– Tchividjian, Tullian; Glorious Ruin: How Suffering Sets You Free; David C Cook Publishers, Copyright 2013, Kindle Edition, page 134

God Is Free and Man is Free, But…

Reformed theology indeed insists that a real measure of freedom has been assigned to man by the Creator.  But that freedom is not absolute and man is not autonomous.  Our freedom is always and everywhere limited by God’s sovereignty.  God is free and we are free.  But God is more free than we are.

Sproul, R.C.; Grace Unknown: The Heart of Reformed Theology; Baker Books; Grand Rapids, MI; copyright 1997; p. 32

We Cannot Pursue Holiness Without Going Back Again and Again

The truth is, of course, we all do get “hurt” to some degree daily because we all sin every day.  That is why we need to come back to the gospel of God’s grace in Christ.  The gospel of God’s forgiveness of our sins through Christ’s death frees us to face those sins honestly and bring them to the Cross and Jesus’ cleansing blood.  The freedom and joy that then comes from a cleansed conscience creates the desire and gives us the right motive to deal with those sins.  We cannot effectively pursue holiness without going back again and again to the gospel  The gospel is the only foundation upon which we can build the disciplines necessary to pursue holiness.

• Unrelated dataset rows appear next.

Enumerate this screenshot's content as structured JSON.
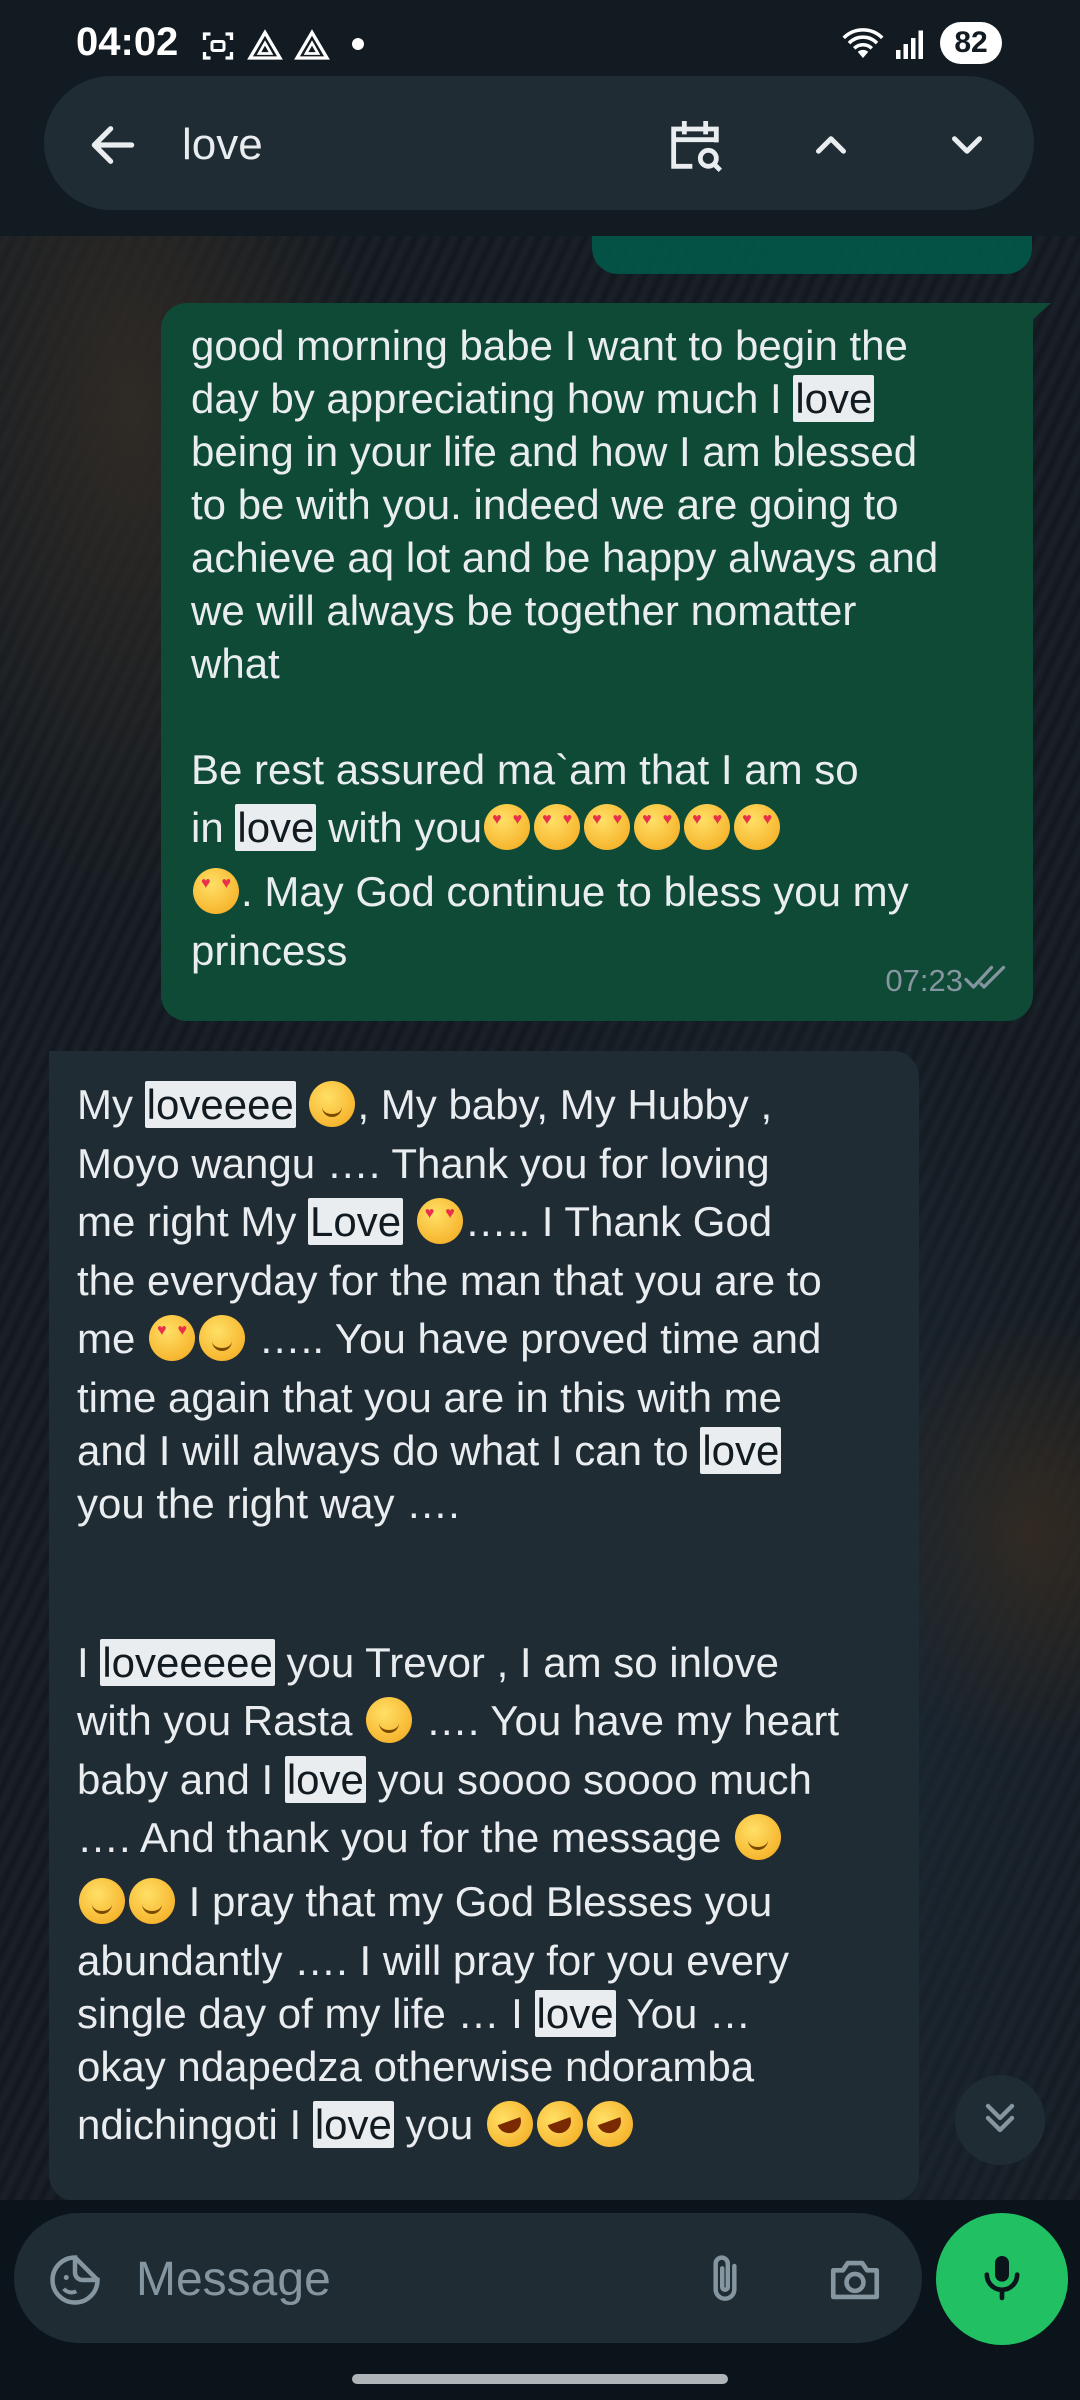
{
  "status_bar": {
    "time": "04:02",
    "battery": "82",
    "icons": [
      "screenshot-icon",
      "drive-icon",
      "drive-icon",
      "dot-icon",
      "wifi-icon",
      "signal-icon"
    ]
  },
  "search": {
    "query": "love",
    "back_icon": "arrow-left-icon",
    "calendar_icon": "calendar-search-icon",
    "prev_icon": "chevron-up-icon",
    "next_icon": "chevron-down-icon"
  },
  "outgoing": {
    "lines": [
      [
        {
          "t": "good morning babe I want to begin the"
        }
      ],
      [
        {
          "t": "day by appreciating how much I "
        },
        {
          "t": "love",
          "hl": true
        }
      ],
      [
        {
          "t": "being in your life and how I am blessed"
        }
      ],
      [
        {
          "t": "to be with you. indeed we are going to"
        }
      ],
      [
        {
          "t": "achieve aq lot and be happy always and"
        }
      ],
      [
        {
          "t": "we will always be together nomatter"
        }
      ],
      [
        {
          "t": "what"
        }
      ],
      [
        {
          "t": ""
        }
      ],
      [
        {
          "t": "Be rest assured ma`am  that I am so"
        }
      ],
      [
        {
          "t": "in "
        },
        {
          "t": "love",
          "hl": true
        },
        {
          "t": " with you"
        },
        {
          "e": "heart"
        },
        {
          "e": "heart"
        },
        {
          "e": "heart"
        },
        {
          "e": "heart"
        },
        {
          "e": "heart"
        },
        {
          "e": "heart"
        }
      ],
      [
        {
          "e": "heart"
        },
        {
          "t": ". May God continue to bless you my"
        }
      ],
      [
        {
          "t": "princess"
        }
      ]
    ],
    "time": "07:23",
    "status": "read"
  },
  "incoming": {
    "lines": [
      [
        {
          "t": "My "
        },
        {
          "t": "loveeee",
          "hl": true
        },
        {
          "t": " "
        },
        {
          "e": "smile"
        },
        {
          "t": ", My baby, My Hubby ,"
        }
      ],
      [
        {
          "t": "Moyo wangu …. Thank you for loving"
        }
      ],
      [
        {
          "t": "me right My "
        },
        {
          "t": "Love",
          "hl": true
        },
        {
          "t": " "
        },
        {
          "e": "heart"
        },
        {
          "t": "….. I Thank God"
        }
      ],
      [
        {
          "t": "the everyday for the man that you are to"
        }
      ],
      [
        {
          "t": "me "
        },
        {
          "e": "heart"
        },
        {
          "e": "smile"
        },
        {
          "t": " ….. You have proved time and"
        }
      ],
      [
        {
          "t": "time again that you are in this with me"
        }
      ],
      [
        {
          "t": "and I will always do what I can to "
        },
        {
          "t": "love",
          "hl": true
        }
      ],
      [
        {
          "t": "you the right way …."
        }
      ],
      [
        {
          "t": ""
        }
      ],
      [
        {
          "t": ""
        }
      ],
      [
        {
          "t": "I "
        },
        {
          "t": "loveeeee",
          "hl": true
        },
        {
          "t": " you Trevor , I am so inlove"
        }
      ],
      [
        {
          "t": "with you Rasta "
        },
        {
          "e": "smile"
        },
        {
          "t": " …. You have my heart"
        }
      ],
      [
        {
          "t": "baby and I "
        },
        {
          "t": "love",
          "hl": true
        },
        {
          "t": " you soooo soooo much"
        }
      ],
      [
        {
          "t": "…. And thank you for the message "
        },
        {
          "e": "smile"
        }
      ],
      [
        {
          "e": "smile"
        },
        {
          "e": "smile"
        },
        {
          "t": " I pray that my God Blesses you"
        }
      ],
      [
        {
          "t": "abundantly …. I will pray for you every"
        }
      ],
      [
        {
          "t": "single day of my life … I "
        },
        {
          "t": "love",
          "hl": true
        },
        {
          "t": " You …"
        }
      ],
      [
        {
          "t": "okay ndapedza otherwise ndoramba"
        }
      ],
      [
        {
          "t": "ndichingoti I "
        },
        {
          "t": "love",
          "hl": true
        },
        {
          "t": " you "
        },
        {
          "e": "laugh"
        },
        {
          "e": "laugh"
        },
        {
          "e": "laugh"
        }
      ]
    ]
  },
  "composer": {
    "placeholder": "Message",
    "sticker_icon": "sticker-icon",
    "attach_icon": "paperclip-icon",
    "camera_icon": "camera-icon",
    "mic_icon": "mic-icon"
  },
  "scroll_button_icon": "double-chevron-down-icon"
}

Grace and discipline cannot be separated.

– Bridges, Jerry; The Disciplined of Grace:God’s Role and Our Role in the Pursuit of Holiness; NavPress; Colorado Springs; copyright 1994; p. 216

This is Real Freedom

The difference between living for God and living for anything else is that when we live for anything else we do so to gain acceptance, but when we live for God we do so because we are already accepted.  Real freedom (the freedom that only the gospel grants) is living for something because we already have favor instead of living for something in order to gain favor.

– Tchividjian, Tullian; Surprised by Grace: God’s Relentless Pursuit of Rebels; Crossway Books; Wheaton, Il; copyright 2010; p. 156

You Are Likely Trying to be Your Own Savior

Submitting self to God is the only real freedom – because the deepest slavery is self-dependence, self-reliance.  When you live your life believing that everything (family, finances, relationships, career) depends primarily on you, you’re enslaved to your strengths and weaknesses.  You’re trying to be your own savior.  Freedom comes when we start trusting in God’s ability and wisdom instead of our own.  Real life begins when we transfer our trust from our own efforts to the efforts of Christ.

– Tchividjian, Tullian; Surprised by Grace: God’s Relentless Pursuit of Rebels; Crossway Books; Wheaton, Il; copyright 2010; p. 53

A Better Understanding of Jonah

We’re on the right road to better understanding it when we realize that Jonah is a storied presentation of the gospel, a story of sin and grace, of desperation and deliverance.  I reveals the fact that while you and I are great sinners, God is a great Savior, and that while our sin reaches far, His grace reaches farther.  This story shows that God is in the business of relentlessly pursuing rebels like us and that he comes after us not to angrily strip away our freedom but to affectionately strip away our slavery so might become truly free.

– Tchividjian, Tullian; Surprised by Grace: God’s Relentless Pursuit of Rebels; Crossway Books; Wheaton, Il; copyright 2010; p. 18-19

If We Remain Insensitive, We Cannot Claim the Mind of Christ

We cannot claim to have the mind of Christ and remain insensitive to the oppression of our brothers and sisters.  We cannot stay oblivious to the world’s struggle for redemption, freedom and peace.  We know that the good done to the poor – the least of our brothers and sisters (Matthew 25:40) – is done to Jesus himself.  We know that we must commit ourselves to concrete action on behalf of liberation.  There are things to be done.

– Brennan Manning, The Importance of Being Foolish: How to Think Like Jesus, HarperOne, copyright 2005, page 145